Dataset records
────────────────────
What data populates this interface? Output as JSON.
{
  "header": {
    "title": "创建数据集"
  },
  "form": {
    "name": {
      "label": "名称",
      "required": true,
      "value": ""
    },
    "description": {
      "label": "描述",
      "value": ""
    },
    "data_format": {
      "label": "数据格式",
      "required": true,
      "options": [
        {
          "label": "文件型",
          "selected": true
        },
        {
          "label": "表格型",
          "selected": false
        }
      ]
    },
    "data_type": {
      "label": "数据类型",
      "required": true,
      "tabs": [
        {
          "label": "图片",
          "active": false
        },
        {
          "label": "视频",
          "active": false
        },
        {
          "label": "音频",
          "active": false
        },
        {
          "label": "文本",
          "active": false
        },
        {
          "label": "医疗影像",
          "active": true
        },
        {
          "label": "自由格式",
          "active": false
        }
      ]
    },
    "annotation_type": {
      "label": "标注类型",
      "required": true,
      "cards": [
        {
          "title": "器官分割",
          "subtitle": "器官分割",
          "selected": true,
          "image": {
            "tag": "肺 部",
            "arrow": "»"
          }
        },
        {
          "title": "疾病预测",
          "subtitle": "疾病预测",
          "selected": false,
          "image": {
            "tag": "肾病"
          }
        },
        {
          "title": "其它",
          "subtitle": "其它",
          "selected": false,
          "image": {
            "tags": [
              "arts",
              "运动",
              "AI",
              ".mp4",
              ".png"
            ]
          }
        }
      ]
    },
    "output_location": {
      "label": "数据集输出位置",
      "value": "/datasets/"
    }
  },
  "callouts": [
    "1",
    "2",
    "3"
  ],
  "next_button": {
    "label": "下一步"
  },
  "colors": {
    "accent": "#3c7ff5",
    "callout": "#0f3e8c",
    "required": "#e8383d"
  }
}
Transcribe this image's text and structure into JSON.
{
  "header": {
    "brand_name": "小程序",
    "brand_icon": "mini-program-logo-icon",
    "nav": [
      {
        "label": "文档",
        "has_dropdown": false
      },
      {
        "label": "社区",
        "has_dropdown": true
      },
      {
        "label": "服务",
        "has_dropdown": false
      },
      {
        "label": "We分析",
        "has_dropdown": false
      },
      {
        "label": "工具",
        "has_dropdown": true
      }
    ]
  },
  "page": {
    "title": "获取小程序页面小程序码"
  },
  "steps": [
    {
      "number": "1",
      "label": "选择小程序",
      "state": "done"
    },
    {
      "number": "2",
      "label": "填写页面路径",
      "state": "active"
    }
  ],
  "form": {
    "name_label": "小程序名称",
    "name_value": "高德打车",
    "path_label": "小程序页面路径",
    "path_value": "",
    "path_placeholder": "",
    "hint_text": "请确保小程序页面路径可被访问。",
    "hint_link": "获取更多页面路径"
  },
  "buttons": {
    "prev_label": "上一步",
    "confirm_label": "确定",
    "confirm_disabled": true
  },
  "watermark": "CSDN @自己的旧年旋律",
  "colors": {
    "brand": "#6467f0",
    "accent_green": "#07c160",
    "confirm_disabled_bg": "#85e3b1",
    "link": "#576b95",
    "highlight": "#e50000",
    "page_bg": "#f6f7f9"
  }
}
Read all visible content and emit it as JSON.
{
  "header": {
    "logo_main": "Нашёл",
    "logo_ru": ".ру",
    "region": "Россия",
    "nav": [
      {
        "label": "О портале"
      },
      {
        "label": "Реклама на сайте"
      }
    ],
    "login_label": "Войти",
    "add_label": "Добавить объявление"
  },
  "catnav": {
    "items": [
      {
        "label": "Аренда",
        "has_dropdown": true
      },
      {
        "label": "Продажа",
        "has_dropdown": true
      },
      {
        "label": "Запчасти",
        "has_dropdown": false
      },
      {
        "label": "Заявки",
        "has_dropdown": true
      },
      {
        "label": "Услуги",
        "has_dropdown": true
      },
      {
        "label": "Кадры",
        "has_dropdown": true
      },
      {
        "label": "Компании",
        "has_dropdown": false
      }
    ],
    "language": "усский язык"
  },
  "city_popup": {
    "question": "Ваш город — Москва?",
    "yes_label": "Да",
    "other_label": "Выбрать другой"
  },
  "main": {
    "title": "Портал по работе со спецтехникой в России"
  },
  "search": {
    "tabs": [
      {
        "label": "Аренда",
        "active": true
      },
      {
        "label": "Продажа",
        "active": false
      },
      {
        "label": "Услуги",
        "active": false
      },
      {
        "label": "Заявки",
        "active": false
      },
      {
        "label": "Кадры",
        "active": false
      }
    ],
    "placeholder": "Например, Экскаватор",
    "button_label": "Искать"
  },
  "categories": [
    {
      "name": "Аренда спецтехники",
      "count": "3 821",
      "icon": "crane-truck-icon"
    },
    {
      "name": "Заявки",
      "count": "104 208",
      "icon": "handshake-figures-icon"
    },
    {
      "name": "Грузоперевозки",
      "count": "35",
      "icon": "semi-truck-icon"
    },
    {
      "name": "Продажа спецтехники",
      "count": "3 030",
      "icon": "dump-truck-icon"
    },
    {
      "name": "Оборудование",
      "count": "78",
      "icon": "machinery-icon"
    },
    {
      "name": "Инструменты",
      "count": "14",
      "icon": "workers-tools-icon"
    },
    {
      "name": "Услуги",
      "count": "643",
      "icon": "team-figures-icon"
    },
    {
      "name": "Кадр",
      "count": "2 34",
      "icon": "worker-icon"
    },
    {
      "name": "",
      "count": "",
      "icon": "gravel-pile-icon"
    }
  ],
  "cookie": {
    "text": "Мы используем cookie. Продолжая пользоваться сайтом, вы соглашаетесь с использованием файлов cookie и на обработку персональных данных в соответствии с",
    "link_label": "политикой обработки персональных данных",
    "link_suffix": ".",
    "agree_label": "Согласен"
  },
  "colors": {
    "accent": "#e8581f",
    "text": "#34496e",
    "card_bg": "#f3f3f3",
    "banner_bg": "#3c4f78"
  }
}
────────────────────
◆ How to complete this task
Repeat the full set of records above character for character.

◆ Output below
What data populates this interface? Output as JSON.
{
  "header": {
    "title": "创建数据集"
  },
  "form": {
    "name": {
      "label": "名称",
      "required": true,
      "value": ""
    },
    "description": {
      "label": "描述",
      "value": ""
    },
    "data_format": {
      "label": "数据格式",
      "required": true,
      "options": [
        {
          "label": "文件型",
          "selected": true
        },
        {
          "label": "表格型",
          "selected": false
        }
      ]
    },
    "data_type": {
      "label": "数据类型",
      "required": true,
      "tabs": [
        {
          "label": "图片",
          "active": false
        },
        {
          "label": "视频",
          "active": false
        },
        {
          "label": "音频",
          "active": false
        },
        {
          "label": "文本",
          "active": false
        },
        {
          "label": "医疗影像",
          "active": true
        },
        {
          "label": "自由格式",
          "active": false
        }
      ]
    },
    "annotation_type": {
      "label": "标注类型",
      "required": true,
      "cards": [
        {
          "title": "器官分割",
          "subtitle": "器官分割",
          "selected": true,
          "image": {
            "tag": "肺 部",
            "arrow": "»"
          }
        },
        {
          "title": "疾病预测",
          "subtitle": "疾病预测",
          "selected": false,
          "image": {
            "tag": "肾病"
          }
        },
        {
          "title": "其它",
          "subtitle": "其它",
          "selected": false,
          "image": {
            "tags": [
              "arts",
              "运动",
              "AI",
              ".mp4",
              ".png"
            ]
          }
        }
      ]
    },
    "output_location": {
      "label": "数据集输出位置",
      "value": "/datasets/"
    }
  },
  "callouts": [
    "1",
    "2",
    "3"
  ],
  "next_button": {
    "label": "下一步"
  },
  "colors": {
    "accent": "#3c7ff5",
    "callout": "#0f3e8c",
    "required": "#e8383d"
  }
}
Transcribe this image's text and structure into JSON.
{
  "header": {
    "brand_name": "小程序",
    "brand_icon": "mini-program-logo-icon",
    "nav": [
      {
        "label": "文档",
        "has_dropdown": false
      },
      {
        "label": "社区",
        "has_dropdown": true
      },
      {
        "label": "服务",
        "has_dropdown": false
      },
      {
        "label": "We分析",
        "has_dropdown": false
      },
      {
        "label": "工具",
        "has_dropdown": true
      }
    ]
  },
  "page": {
    "title": "获取小程序页面小程序码"
  },
  "steps": [
    {
      "number": "1",
      "label": "选择小程序",
      "state": "done"
    },
    {
      "number": "2",
      "label": "填写页面路径",
      "state": "active"
    }
  ],
  "form": {
    "name_label": "小程序名称",
    "name_value": "高德打车",
    "path_label": "小程序页面路径",
    "path_value": "",
    "path_placeholder": "",
    "hint_text": "请确保小程序页面路径可被访问。",
    "hint_link": "获取更多页面路径"
  },
  "buttons": {
    "prev_label": "上一步",
    "confirm_label": "确定",
    "confirm_disabled": true
  },
  "watermark": "CSDN @自己的旧年旋律",
  "colors": {
    "brand": "#6467f0",
    "accent_green": "#07c160",
    "confirm_disabled_bg": "#85e3b1",
    "link": "#576b95",
    "highlight": "#e50000",
    "page_bg": "#f6f7f9"
  }
}
Read all visible content and emit it as JSON.
{
  "header": {
    "logo_main": "Нашёл",
    "logo_ru": ".ру",
    "region": "Россия",
    "nav": [
      {
        "label": "О портале"
      },
      {
        "label": "Реклама на сайте"
      }
    ],
    "login_label": "Войти",
    "add_label": "Добавить объявление"
  },
  "catnav": {
    "items": [
      {
        "label": "Аренда",
        "has_dropdown": true
      },
      {
        "label": "Продажа",
        "has_dropdown": true
      },
      {
        "label": "Запчасти",
        "has_dropdown": false
      },
      {
        "label": "Заявки",
        "has_dropdown": true
      },
      {
        "label": "Услуги",
        "has_dropdown": true
      },
      {
        "label": "Кадры",
        "has_dropdown": true
      },
      {
        "label": "Компании",
        "has_dropdown": false
      }
    ],
    "language": "усский язык"
  },
  "city_popup": {
    "question": "Ваш город — Москва?",
    "yes_label": "Да",
    "other_label": "Выбрать другой"
  },
  "main": {
    "title": "Портал по работе со спецтехникой в России"
  },
  "search": {
    "tabs": [
      {
        "label": "Аренда",
        "active": true
      },
      {
        "label": "Продажа",
        "active": false
      },
      {
        "label": "Услуги",
        "active": false
      },
      {
        "label": "Заявки",
        "active": false
      },
      {
        "label": "Кадры",
        "active": false
      }
    ],
    "placeholder": "Например, Экскаватор",
    "button_label": "Искать"
  },
  "categories": [
    {
      "name": "Аренда спецтехники",
      "count": "3 821",
      "icon": "crane-truck-icon"
    },
    {
      "name": "Заявки",
      "count": "104 208",
      "icon": "handshake-figures-icon"
    },
    {
      "name": "Грузоперевозки",
      "count": "35",
      "icon": "semi-truck-icon"
    },
    {
      "name": "Продажа спецтехники",
      "count": "3 030",
      "icon": "dump-truck-icon"
    },
    {
      "name": "Оборудование",
      "count": "78",
      "icon": "machinery-icon"
    },
    {
      "name": "Инструменты",
      "count": "14",
      "icon": "workers-tools-icon"
    },
    {
      "name": "Услуги",
      "count": "643",
      "icon": "team-figures-icon"
    },
    {
      "name": "Кадр",
      "count": "2 34",
      "icon": "worker-icon"
    },
    {
      "name": "",
      "count": "",
      "icon": "gravel-pile-icon"
    }
  ],
  "cookie": {
    "text": "Мы используем cookie. Продолжая пользоваться сайтом, вы соглашаетесь с использованием файлов cookie и на обработку персональных данных в соответствии с",
    "link_label": "политикой обработки персональных данных",
    "link_suffix": ".",
    "agree_label": "Согласен"
  },
  "colors": {
    "accent": "#e8581f",
    "text": "#34496e",
    "card_bg": "#f3f3f3",
    "banner_bg": "#3c4f78"
  }
}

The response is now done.